§ **WORK ORDER**:
Copy out the records precisely, omitting pictures.

§ **RECORDS SUPPLIED**:

* * * * * * *

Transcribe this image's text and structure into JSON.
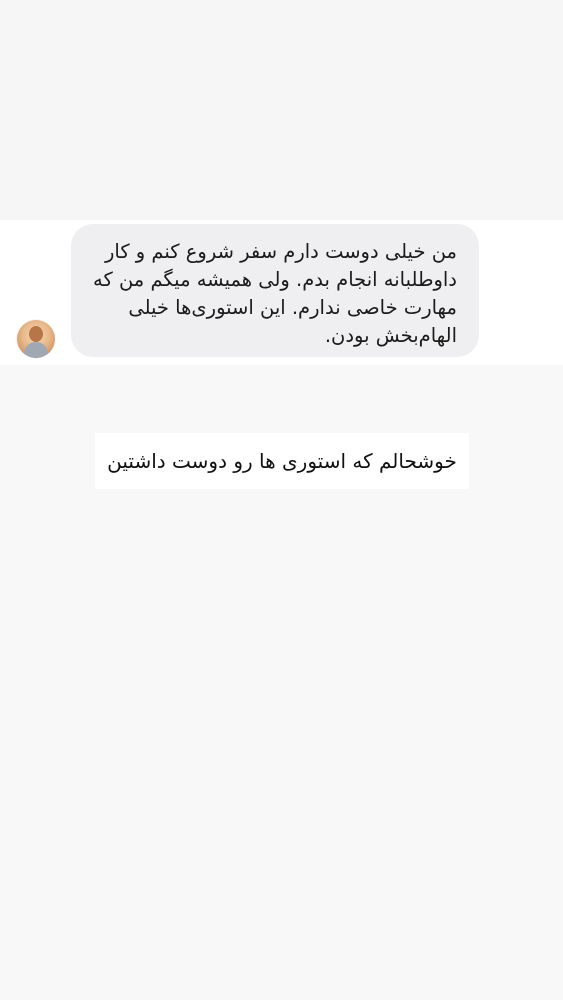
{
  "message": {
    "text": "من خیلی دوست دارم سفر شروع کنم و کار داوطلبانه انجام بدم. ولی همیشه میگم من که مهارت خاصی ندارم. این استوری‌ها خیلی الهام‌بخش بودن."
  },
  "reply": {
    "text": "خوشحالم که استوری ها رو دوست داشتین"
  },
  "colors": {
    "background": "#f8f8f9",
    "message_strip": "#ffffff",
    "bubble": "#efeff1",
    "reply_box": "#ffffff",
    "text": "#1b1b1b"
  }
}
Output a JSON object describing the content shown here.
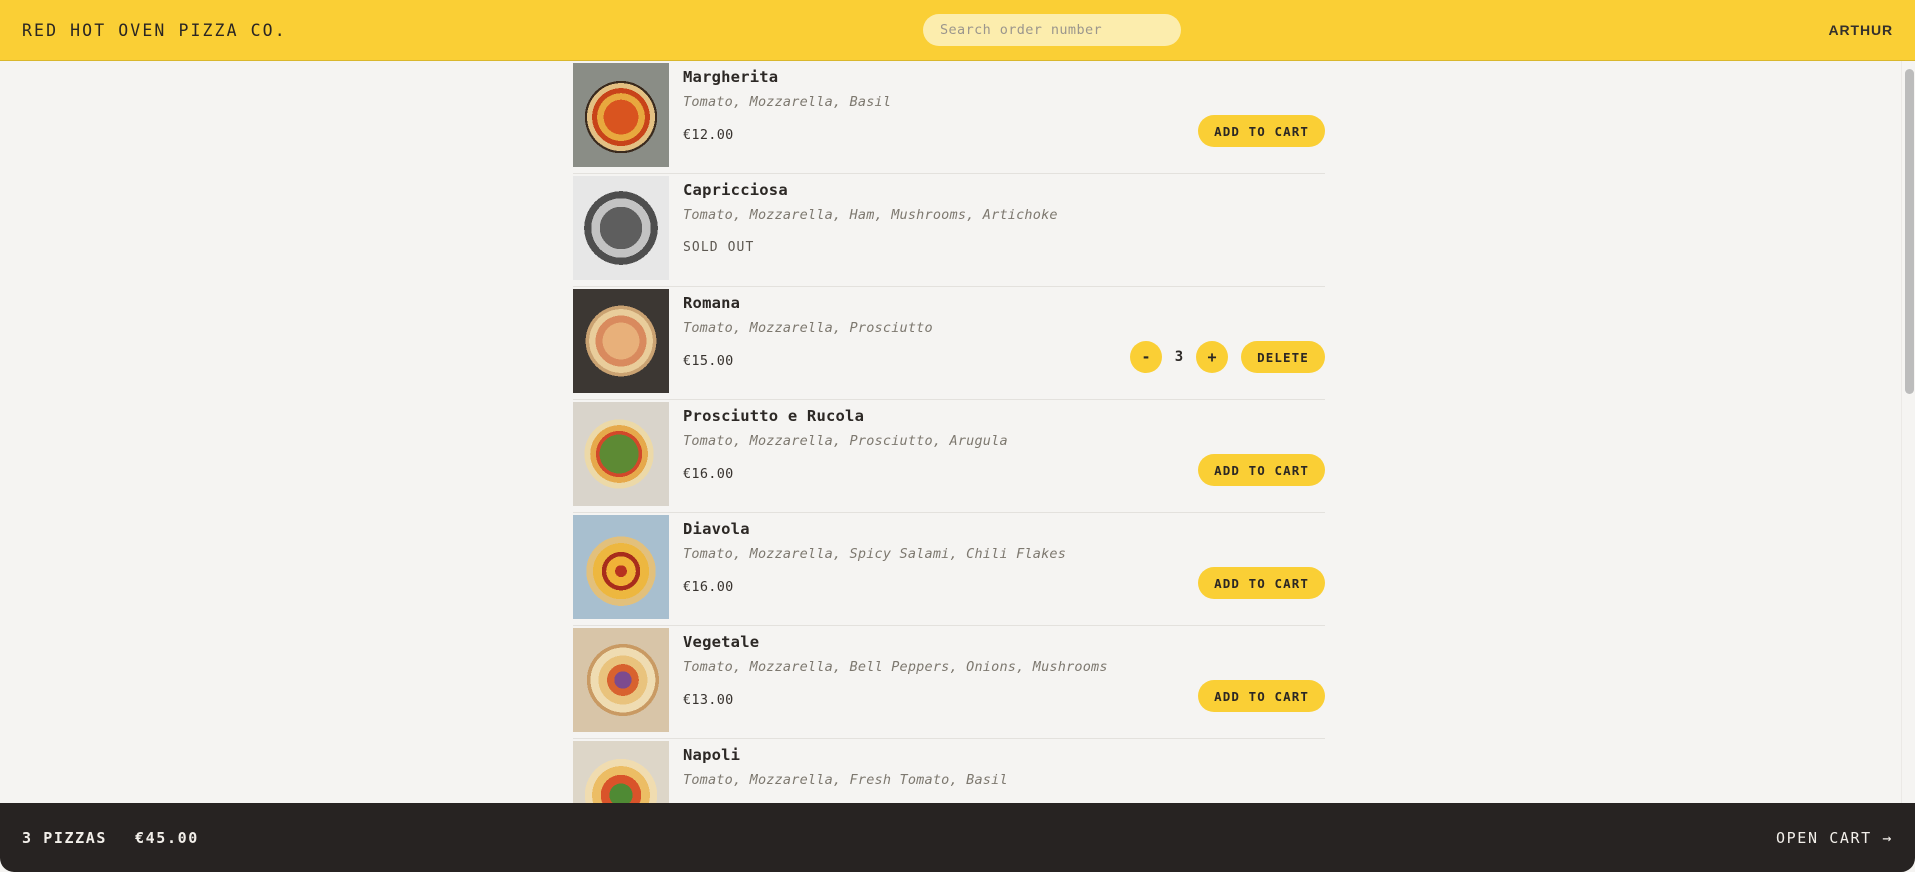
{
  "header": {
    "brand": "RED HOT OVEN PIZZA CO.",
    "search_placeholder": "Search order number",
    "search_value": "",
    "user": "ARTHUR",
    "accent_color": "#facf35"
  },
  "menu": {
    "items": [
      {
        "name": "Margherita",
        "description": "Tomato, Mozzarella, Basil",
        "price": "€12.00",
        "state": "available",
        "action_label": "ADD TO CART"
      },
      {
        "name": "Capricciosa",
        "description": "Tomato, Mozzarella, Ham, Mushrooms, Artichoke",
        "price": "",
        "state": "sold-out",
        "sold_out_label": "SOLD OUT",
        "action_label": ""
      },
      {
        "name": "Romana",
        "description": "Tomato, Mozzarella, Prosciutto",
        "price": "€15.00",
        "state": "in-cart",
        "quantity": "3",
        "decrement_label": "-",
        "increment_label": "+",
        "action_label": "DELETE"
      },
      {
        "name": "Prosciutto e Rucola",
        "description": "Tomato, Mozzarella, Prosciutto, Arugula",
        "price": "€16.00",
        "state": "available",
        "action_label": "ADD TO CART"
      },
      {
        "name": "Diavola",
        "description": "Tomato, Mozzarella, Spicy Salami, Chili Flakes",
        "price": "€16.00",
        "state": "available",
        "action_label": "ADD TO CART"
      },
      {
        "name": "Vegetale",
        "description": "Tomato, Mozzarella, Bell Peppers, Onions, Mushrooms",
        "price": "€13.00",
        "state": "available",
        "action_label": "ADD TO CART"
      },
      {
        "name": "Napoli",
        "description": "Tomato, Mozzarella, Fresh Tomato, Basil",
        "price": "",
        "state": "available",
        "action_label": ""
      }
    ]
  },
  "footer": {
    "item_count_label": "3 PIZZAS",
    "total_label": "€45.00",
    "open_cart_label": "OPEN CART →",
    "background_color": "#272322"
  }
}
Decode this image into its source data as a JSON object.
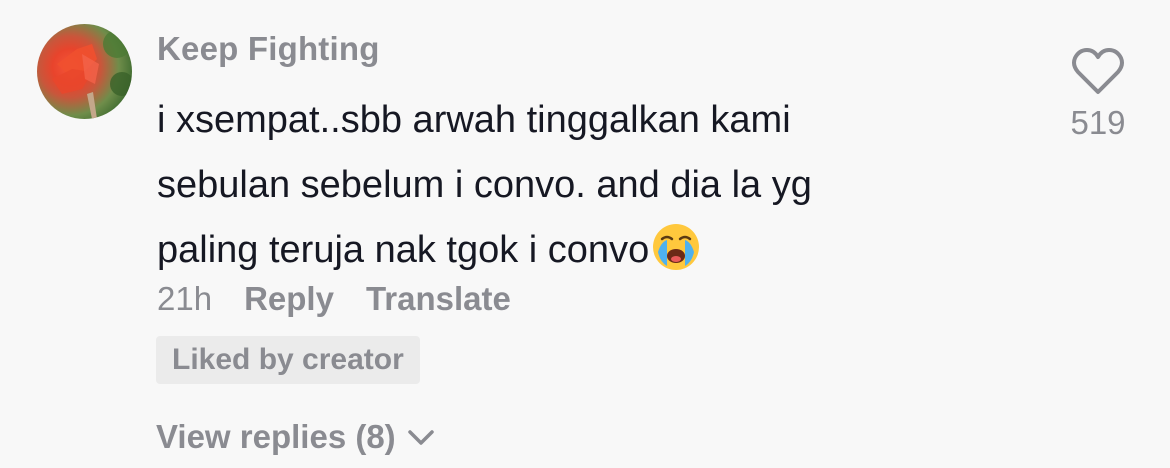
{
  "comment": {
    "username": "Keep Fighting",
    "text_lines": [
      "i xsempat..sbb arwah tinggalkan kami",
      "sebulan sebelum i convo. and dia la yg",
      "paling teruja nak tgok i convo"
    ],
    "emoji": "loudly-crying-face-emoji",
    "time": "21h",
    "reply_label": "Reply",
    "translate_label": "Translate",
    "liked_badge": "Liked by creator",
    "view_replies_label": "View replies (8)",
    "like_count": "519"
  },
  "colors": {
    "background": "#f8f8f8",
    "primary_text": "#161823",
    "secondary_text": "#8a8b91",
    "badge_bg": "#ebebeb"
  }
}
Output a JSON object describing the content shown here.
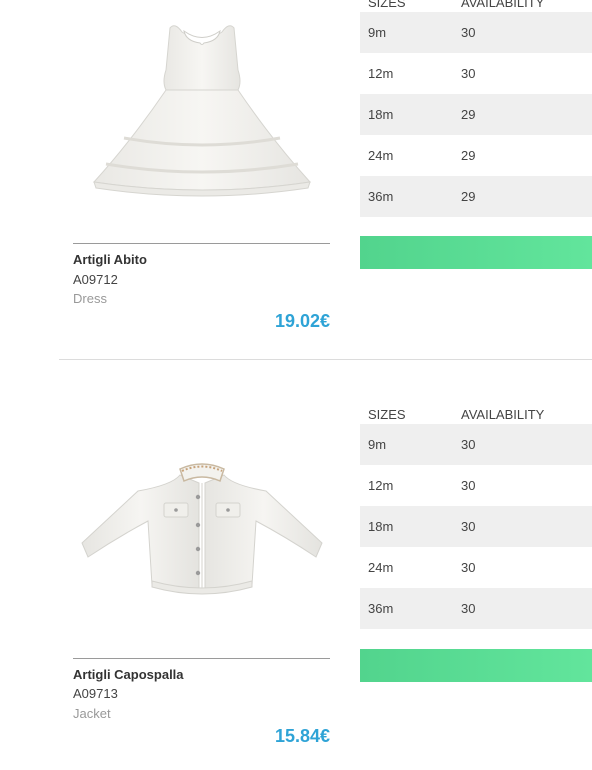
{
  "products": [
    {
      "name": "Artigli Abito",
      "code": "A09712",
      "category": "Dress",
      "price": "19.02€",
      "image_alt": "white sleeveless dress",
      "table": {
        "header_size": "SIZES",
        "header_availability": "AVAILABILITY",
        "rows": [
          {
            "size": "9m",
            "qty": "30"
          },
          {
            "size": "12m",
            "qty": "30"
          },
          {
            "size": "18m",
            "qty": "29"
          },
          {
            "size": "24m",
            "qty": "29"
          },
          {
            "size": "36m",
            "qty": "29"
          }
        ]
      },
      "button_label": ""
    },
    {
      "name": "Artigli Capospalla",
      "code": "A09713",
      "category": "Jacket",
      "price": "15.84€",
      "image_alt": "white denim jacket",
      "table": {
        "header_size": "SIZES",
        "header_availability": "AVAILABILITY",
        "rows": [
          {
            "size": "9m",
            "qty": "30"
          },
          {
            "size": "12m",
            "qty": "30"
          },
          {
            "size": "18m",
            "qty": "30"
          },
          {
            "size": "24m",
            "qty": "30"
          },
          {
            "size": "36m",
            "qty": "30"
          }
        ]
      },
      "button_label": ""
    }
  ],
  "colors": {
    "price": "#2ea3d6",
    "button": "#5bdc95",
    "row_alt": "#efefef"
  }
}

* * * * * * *

§ **RESPONSE**:
Transcribe this image's text and structure into JSON.
{
  "message": {
    "text": "من خیلی دوست دارم سفر شروع کنم و کار داوطلبانه انجام بدم. ولی همیشه میگم من که مهارت خاصی ندارم. این استوری‌ها خیلی الهام‌بخش بودن."
  },
  "reply": {
    "text": "خوشحالم که استوری ها رو دوست داشتین"
  },
  "colors": {
    "background": "#f8f8f9",
    "message_strip": "#ffffff",
    "bubble": "#efeff1",
    "reply_box": "#ffffff",
    "text": "#1b1b1b"
  }
}
Output a JSON object describing the content shown here.
{
  "header": {
    "brand": "RED HOT OVEN PIZZA CO.",
    "search_placeholder": "Search order number",
    "search_value": "",
    "user": "ARTHUR",
    "accent_color": "#facf35"
  },
  "menu": {
    "items": [
      {
        "name": "Margherita",
        "description": "Tomato, Mozzarella, Basil",
        "price": "€12.00",
        "state": "available",
        "action_label": "ADD TO CART"
      },
      {
        "name": "Capricciosa",
        "description": "Tomato, Mozzarella, Ham, Mushrooms, Artichoke",
        "price": "",
        "state": "sold-out",
        "sold_out_label": "SOLD OUT",
        "action_label": ""
      },
      {
        "name": "Romana",
        "description": "Tomato, Mozzarella, Prosciutto",
        "price": "€15.00",
        "state": "in-cart",
        "quantity": "3",
        "decrement_label": "-",
        "increment_label": "+",
        "action_label": "DELETE"
      },
      {
        "name": "Prosciutto e Rucola",
        "description": "Tomato, Mozzarella, Prosciutto, Arugula",
        "price": "€16.00",
        "state": "available",
        "action_label": "ADD TO CART"
      },
      {
        "name": "Diavola",
        "description": "Tomato, Mozzarella, Spicy Salami, Chili Flakes",
        "price": "€16.00",
        "state": "available",
        "action_label": "ADD TO CART"
      },
      {
        "name": "Vegetale",
        "description": "Tomato, Mozzarella, Bell Peppers, Onions, Mushrooms",
        "price": "€13.00",
        "state": "available",
        "action_label": "ADD TO CART"
      },
      {
        "name": "Napoli",
        "description": "Tomato, Mozzarella, Fresh Tomato, Basil",
        "price": "",
        "state": "available",
        "action_label": ""
      }
    ]
  },
  "footer": {
    "item_count_label": "3 PIZZAS",
    "total_label": "€45.00",
    "open_cart_label": "OPEN CART →",
    "background_color": "#272322"
  }
}
Decode this image into its source data as a JSON object.
{
  "comment": {
    "username": "Keep Fighting",
    "text_lines": [
      "i xsempat..sbb arwah tinggalkan kami",
      "sebulan sebelum i convo. and dia la yg",
      "paling teruja nak tgok i convo"
    ],
    "emoji": "loudly-crying-face-emoji",
    "time": "21h",
    "reply_label": "Reply",
    "translate_label": "Translate",
    "liked_badge": "Liked by creator",
    "view_replies_label": "View replies (8)",
    "like_count": "519"
  },
  "colors": {
    "background": "#f8f8f8",
    "primary_text": "#161823",
    "secondary_text": "#8a8b91",
    "badge_bg": "#ebebeb"
  }
}
Output a JSON object describing the content shown here.
{
  "products": [
    {
      "name": "Artigli Abito",
      "code": "A09712",
      "category": "Dress",
      "price": "19.02€",
      "image_alt": "white sleeveless dress",
      "table": {
        "header_size": "SIZES",
        "header_availability": "AVAILABILITY",
        "rows": [
          {
            "size": "9m",
            "qty": "30"
          },
          {
            "size": "12m",
            "qty": "30"
          },
          {
            "size": "18m",
            "qty": "29"
          },
          {
            "size": "24m",
            "qty": "29"
          },
          {
            "size": "36m",
            "qty": "29"
          }
        ]
      },
      "button_label": ""
    },
    {
      "name": "Artigli Capospalla",
      "code": "A09713",
      "category": "Jacket",
      "price": "15.84€",
      "image_alt": "white denim jacket",
      "table": {
        "header_size": "SIZES",
        "header_availability": "AVAILABILITY",
        "rows": [
          {
            "size": "9m",
            "qty": "30"
          },
          {
            "size": "12m",
            "qty": "30"
          },
          {
            "size": "18m",
            "qty": "30"
          },
          {
            "size": "24m",
            "qty": "30"
          },
          {
            "size": "36m",
            "qty": "30"
          }
        ]
      },
      "button_label": ""
    }
  ],
  "colors": {
    "price": "#2ea3d6",
    "button": "#5bdc95",
    "row_alt": "#efefef"
  }
}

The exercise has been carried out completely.